For Christian de Haaij, there was no hesitation: “it seemed only right that I should pass on to students some of the things I had learned during my career”. And Yassine Boudghene was quick to seize the opportunity too, explaining that “I’ve always enjoyed teaching, sharing my experience and rarely turn down an offer I find attractive”.
Yassine Boudghene and Christian de Haaij both foster a practical approach to the teaching of investment banking, aiming to give their students a solid, practical understanding of the wide range of transactions typically carried out by investment banks. For Christian de Haaij this means offering students “a very pragmatic approach to investment banking and one that brings together the concepts they’ve discovered over their many courses in accounting, asset management, insurance, corporate finance, insurance, etc.”
“I firmly believe in
where you learn
Christian de Haaij
An adaptive curriculum
Yassine Boudghene explains that, over the years, he and Éric De Keuleneer have incorporated new tools “such as ‘best practice spreadsheets’ used in the industry for the different types of transactions”. These tools act as a bridge between academic study and the actual skills and knowledge that will be needed once students land a job in finance or banking.
All three lecturers have also adaptively addressed students’ requests to maximise their learning experience, as Yassine Boudghene explains: “At the beginning, this course had a much broader scope, covering both commercial and investment banking. It was essentially based on case studies. (…) The scope was (then) narrowed to investment banking activities, focusing on topics such as M&A, equity and debt capital markets. Then, as many students expressed a preference for having lectures on the basics before looking at case studies, the course structure was rebalanced to provide around 50% theory and 50% practice (through case studies)”.
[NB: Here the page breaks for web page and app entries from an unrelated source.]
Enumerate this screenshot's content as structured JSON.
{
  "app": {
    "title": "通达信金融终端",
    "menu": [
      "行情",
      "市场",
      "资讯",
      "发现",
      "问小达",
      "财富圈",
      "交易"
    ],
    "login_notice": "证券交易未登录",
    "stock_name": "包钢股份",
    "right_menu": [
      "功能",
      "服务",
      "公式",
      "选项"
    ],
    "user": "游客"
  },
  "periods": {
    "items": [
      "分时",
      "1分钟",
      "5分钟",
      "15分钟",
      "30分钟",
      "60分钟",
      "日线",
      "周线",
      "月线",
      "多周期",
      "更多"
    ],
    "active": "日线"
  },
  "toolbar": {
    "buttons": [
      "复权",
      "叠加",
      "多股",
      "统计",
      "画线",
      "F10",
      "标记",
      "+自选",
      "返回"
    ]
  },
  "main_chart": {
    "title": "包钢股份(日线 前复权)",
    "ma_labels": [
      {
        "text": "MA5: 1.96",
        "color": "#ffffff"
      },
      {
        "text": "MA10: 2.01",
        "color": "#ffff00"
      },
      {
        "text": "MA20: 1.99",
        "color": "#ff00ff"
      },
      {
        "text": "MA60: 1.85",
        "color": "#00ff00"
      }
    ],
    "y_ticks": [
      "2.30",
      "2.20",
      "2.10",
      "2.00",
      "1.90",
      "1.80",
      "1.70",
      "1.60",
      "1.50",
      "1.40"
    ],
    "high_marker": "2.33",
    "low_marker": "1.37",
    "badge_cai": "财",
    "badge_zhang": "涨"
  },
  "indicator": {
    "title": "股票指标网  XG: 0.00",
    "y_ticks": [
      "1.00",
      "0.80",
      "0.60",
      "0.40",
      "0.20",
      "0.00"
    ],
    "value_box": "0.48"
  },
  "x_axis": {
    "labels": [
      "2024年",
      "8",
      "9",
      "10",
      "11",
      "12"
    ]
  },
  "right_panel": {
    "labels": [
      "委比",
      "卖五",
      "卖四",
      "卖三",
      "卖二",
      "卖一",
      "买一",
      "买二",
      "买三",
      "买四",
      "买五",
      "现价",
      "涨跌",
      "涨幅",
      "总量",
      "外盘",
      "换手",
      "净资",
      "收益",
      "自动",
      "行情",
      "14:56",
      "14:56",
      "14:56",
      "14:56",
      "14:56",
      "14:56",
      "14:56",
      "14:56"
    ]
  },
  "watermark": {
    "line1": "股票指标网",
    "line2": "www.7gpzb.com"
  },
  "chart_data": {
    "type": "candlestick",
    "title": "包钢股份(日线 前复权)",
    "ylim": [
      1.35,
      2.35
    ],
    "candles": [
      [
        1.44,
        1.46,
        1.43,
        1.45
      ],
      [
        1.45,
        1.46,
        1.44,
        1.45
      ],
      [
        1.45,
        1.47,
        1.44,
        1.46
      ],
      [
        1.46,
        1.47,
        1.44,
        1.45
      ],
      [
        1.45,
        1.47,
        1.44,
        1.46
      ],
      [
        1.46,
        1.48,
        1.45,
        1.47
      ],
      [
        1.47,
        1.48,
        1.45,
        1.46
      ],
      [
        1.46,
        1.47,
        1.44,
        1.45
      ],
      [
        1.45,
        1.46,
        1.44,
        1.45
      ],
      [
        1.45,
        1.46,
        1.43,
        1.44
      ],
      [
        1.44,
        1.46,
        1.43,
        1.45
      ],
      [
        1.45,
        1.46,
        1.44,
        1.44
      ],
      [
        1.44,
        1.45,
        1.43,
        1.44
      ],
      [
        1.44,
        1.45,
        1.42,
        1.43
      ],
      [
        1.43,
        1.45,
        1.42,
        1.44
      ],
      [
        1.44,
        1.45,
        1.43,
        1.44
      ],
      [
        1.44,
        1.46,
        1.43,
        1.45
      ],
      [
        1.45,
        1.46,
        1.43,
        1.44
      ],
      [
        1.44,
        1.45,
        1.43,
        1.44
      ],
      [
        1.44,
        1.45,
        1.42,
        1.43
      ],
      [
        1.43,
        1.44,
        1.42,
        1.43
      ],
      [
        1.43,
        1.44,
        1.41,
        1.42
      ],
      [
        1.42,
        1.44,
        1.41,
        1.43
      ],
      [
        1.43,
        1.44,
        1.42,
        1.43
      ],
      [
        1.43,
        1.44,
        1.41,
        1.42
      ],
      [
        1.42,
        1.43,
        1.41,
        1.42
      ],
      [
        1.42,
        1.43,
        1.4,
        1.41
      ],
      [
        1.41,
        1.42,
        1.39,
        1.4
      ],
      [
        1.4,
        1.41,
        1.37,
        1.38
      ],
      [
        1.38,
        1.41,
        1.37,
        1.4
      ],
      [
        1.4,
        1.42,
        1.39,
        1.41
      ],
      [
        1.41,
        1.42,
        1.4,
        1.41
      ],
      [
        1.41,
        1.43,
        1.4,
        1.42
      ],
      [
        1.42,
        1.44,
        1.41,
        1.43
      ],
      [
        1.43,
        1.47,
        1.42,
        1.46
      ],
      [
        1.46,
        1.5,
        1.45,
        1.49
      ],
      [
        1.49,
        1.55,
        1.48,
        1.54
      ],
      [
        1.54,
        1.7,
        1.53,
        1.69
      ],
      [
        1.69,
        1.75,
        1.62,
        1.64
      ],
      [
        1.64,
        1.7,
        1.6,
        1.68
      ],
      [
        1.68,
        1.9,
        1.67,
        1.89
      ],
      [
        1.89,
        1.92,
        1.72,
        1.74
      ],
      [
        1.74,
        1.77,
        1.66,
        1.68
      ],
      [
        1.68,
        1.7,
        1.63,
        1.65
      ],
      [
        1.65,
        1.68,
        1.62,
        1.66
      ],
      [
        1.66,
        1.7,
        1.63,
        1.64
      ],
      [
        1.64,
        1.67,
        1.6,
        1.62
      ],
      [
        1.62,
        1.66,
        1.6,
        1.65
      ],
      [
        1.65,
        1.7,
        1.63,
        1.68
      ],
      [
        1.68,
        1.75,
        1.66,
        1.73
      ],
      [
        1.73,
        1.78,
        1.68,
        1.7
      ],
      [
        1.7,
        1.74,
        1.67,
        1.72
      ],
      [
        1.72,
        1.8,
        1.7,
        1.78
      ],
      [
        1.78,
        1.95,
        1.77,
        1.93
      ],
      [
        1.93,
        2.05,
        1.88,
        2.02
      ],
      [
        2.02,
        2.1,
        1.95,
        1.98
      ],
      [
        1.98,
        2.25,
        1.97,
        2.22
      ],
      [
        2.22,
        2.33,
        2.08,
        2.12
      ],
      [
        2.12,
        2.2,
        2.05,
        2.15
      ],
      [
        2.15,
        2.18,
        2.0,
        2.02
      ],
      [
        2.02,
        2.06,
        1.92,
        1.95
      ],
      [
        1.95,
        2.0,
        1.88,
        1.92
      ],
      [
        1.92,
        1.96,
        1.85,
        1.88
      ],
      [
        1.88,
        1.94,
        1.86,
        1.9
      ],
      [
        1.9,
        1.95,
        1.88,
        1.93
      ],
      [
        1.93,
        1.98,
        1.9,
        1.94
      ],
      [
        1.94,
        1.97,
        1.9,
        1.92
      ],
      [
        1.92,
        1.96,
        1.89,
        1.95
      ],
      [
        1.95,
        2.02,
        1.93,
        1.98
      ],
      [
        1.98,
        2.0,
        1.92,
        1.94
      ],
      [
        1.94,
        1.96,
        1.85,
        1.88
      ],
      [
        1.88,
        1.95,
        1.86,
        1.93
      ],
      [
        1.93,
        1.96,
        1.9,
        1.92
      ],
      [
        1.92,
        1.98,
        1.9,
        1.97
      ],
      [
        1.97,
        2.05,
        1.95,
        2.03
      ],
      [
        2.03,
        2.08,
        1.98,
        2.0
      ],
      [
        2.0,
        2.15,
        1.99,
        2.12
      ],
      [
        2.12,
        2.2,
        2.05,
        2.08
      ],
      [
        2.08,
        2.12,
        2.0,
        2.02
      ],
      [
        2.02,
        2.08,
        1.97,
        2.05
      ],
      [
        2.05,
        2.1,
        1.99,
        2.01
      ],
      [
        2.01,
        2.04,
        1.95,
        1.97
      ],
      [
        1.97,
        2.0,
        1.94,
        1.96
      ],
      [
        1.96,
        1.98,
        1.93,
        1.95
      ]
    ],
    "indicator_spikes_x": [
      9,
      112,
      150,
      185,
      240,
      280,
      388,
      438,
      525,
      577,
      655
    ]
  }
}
As far as the case studies are concerned, Yassine Boudghene explains that for each of the topics “we tend to focus on aspects such as transaction structure rationale (taking into account a company’s objectives and constraints, the market context, etc.), the execution process, pricing considerations, the definition and roles of the different stakeholders, etc.” As a result of these adjustments, students taking the Investment Banking course can expect to acquire “strong basic analytical skills and an ability to frame the issue”, ultimately “getting a real sense of what a finance job is before starting their career”, Christian de Haaij points out.
“As a business
school, we have
an important role
to play and must
raise our students’
Adjusting to the current culture
Both lecturers are also careful to revise the curriculum to reflect the changes they observe taking place in the banking and finance sectors. So, for Christian de Haaij, the “increased importance of compliance in all aspects of banking and investment banking” is a major trend he feels must be reflected in his Investment Banking course. While Yassine Boudghene believes that “rather than mechanical compliance with regulations, a change in culture should take place. This is in the interest of investment banks themselves and some have already implemented initiatives to foster this change”. He goes further in fact, asserting that “conflicts of interest and, in general, the role of compliance and ethics in investment banking have always been studied on our courses, even before the financial crisis, thanks to Éric De Keuleneer, who was a trailblazer in this field. It’s important that we maintain this tradition and enrich it with recent examples”.